### Exercise
Return each record unchanged and drop the images.
------------------------------
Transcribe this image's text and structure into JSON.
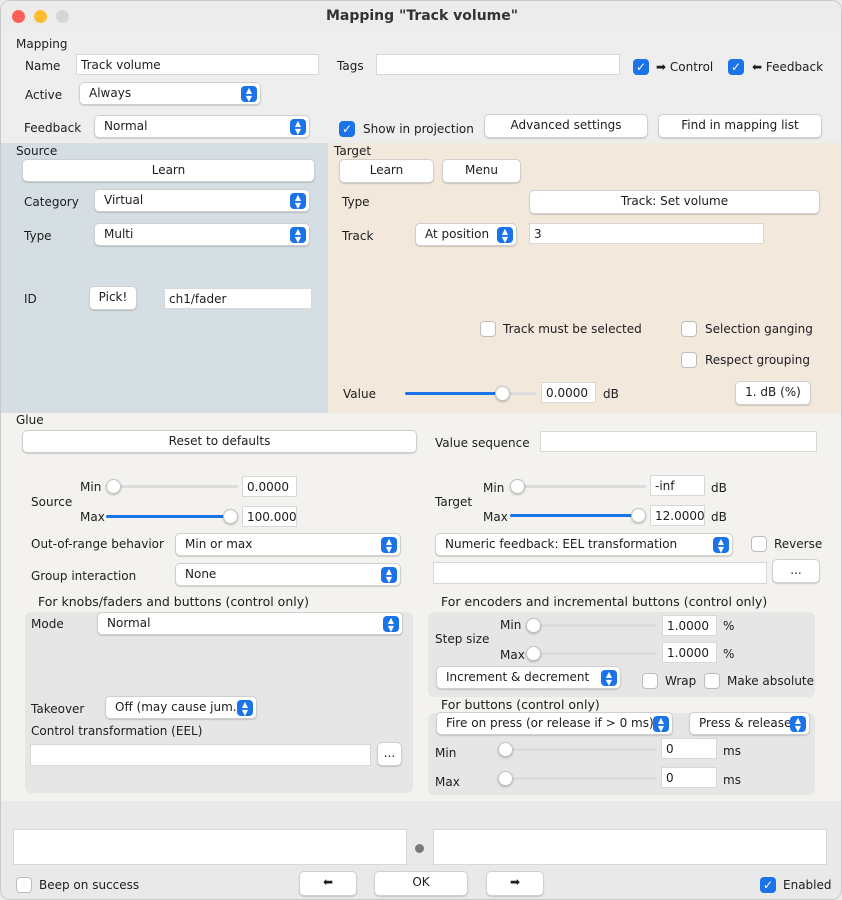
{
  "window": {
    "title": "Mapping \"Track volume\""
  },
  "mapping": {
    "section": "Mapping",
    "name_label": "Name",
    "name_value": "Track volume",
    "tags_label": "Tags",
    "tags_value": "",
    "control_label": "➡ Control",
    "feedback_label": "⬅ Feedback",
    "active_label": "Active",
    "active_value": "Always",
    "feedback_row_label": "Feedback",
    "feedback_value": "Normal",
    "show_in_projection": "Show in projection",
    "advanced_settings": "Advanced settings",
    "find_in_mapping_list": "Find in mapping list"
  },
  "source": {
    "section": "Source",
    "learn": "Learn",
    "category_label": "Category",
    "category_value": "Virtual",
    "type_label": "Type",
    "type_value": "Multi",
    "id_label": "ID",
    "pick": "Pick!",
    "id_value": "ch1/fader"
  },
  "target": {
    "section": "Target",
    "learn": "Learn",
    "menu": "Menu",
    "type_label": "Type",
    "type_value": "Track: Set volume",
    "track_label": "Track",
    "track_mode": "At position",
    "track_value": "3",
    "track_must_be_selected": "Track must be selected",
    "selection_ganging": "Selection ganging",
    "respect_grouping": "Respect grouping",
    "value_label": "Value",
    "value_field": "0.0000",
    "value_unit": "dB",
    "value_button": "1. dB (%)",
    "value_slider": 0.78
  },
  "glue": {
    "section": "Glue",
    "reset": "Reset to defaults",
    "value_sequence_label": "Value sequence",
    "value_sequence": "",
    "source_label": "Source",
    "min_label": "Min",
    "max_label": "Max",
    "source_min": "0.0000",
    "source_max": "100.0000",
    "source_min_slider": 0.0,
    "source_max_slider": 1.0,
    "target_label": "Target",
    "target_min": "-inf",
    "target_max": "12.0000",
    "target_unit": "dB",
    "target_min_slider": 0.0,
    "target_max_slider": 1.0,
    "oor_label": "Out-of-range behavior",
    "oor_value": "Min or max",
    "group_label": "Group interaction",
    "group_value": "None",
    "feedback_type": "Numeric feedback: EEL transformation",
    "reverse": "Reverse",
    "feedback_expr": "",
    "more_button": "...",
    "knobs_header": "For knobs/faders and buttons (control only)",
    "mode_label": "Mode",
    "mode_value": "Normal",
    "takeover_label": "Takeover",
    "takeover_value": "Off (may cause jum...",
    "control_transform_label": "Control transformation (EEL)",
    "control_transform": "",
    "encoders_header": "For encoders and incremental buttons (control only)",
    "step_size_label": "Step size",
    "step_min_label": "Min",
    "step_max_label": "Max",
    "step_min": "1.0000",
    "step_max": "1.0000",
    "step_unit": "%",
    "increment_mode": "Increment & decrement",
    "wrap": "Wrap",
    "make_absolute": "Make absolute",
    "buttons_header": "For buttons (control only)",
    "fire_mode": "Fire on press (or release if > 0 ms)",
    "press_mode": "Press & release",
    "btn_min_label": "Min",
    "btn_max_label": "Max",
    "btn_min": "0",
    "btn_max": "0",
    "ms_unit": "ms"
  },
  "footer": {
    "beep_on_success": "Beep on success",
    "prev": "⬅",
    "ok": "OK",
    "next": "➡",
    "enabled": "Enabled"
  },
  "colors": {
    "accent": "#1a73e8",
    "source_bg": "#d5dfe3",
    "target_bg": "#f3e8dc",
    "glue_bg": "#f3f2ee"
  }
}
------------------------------
### Expected output
Transcribe this image's text and structure into JSON.
{
  "window": {
    "title": "Mapping \"Track volume\""
  },
  "mapping": {
    "section": "Mapping",
    "name_label": "Name",
    "name_value": "Track volume",
    "tags_label": "Tags",
    "tags_value": "",
    "control_label": "➡ Control",
    "feedback_label": "⬅ Feedback",
    "active_label": "Active",
    "active_value": "Always",
    "feedback_row_label": "Feedback",
    "feedback_value": "Normal",
    "show_in_projection": "Show in projection",
    "advanced_settings": "Advanced settings",
    "find_in_mapping_list": "Find in mapping list"
  },
  "source": {
    "section": "Source",
    "learn": "Learn",
    "category_label": "Category",
    "category_value": "Virtual",
    "type_label": "Type",
    "type_value": "Multi",
    "id_label": "ID",
    "pick": "Pick!",
    "id_value": "ch1/fader"
  },
  "target": {
    "section": "Target",
    "learn": "Learn",
    "menu": "Menu",
    "type_label": "Type",
    "type_value": "Track: Set volume",
    "track_label": "Track",
    "track_mode": "At position",
    "track_value": "3",
    "track_must_be_selected": "Track must be selected",
    "selection_ganging": "Selection ganging",
    "respect_grouping": "Respect grouping",
    "value_label": "Value",
    "value_field": "0.0000",
    "value_unit": "dB",
    "value_button": "1. dB (%)",
    "value_slider": 0.78
  },
  "glue": {
    "section": "Glue",
    "reset": "Reset to defaults",
    "value_sequence_label": "Value sequence",
    "value_sequence": "",
    "source_label": "Source",
    "min_label": "Min",
    "max_label": "Max",
    "source_min": "0.0000",
    "source_max": "100.0000",
    "source_min_slider": 0.0,
    "source_max_slider": 1.0,
    "target_label": "Target",
    "target_min": "-inf",
    "target_max": "12.0000",
    "target_unit": "dB",
    "target_min_slider": 0.0,
    "target_max_slider": 1.0,
    "oor_label": "Out-of-range behavior",
    "oor_value": "Min or max",
    "group_label": "Group interaction",
    "group_value": "None",
    "feedback_type": "Numeric feedback: EEL transformation",
    "reverse": "Reverse",
    "feedback_expr": "",
    "more_button": "...",
    "knobs_header": "For knobs/faders and buttons (control only)",
    "mode_label": "Mode",
    "mode_value": "Normal",
    "takeover_label": "Takeover",
    "takeover_value": "Off (may cause jum...",
    "control_transform_label": "Control transformation (EEL)",
    "control_transform": "",
    "encoders_header": "For encoders and incremental buttons (control only)",
    "step_size_label": "Step size",
    "step_min_label": "Min",
    "step_max_label": "Max",
    "step_min": "1.0000",
    "step_max": "1.0000",
    "step_unit": "%",
    "increment_mode": "Increment & decrement",
    "wrap": "Wrap",
    "make_absolute": "Make absolute",
    "buttons_header": "For buttons (control only)",
    "fire_mode": "Fire on press (or release if > 0 ms)",
    "press_mode": "Press & release",
    "btn_min_label": "Min",
    "btn_max_label": "Max",
    "btn_min": "0",
    "btn_max": "0",
    "ms_unit": "ms"
  },
  "footer": {
    "beep_on_success": "Beep on success",
    "prev": "⬅",
    "ok": "OK",
    "next": "➡",
    "enabled": "Enabled"
  },
  "colors": {
    "accent": "#1a73e8",
    "source_bg": "#d5dfe3",
    "target_bg": "#f3e8dc",
    "glue_bg": "#f3f2ee"
  }
}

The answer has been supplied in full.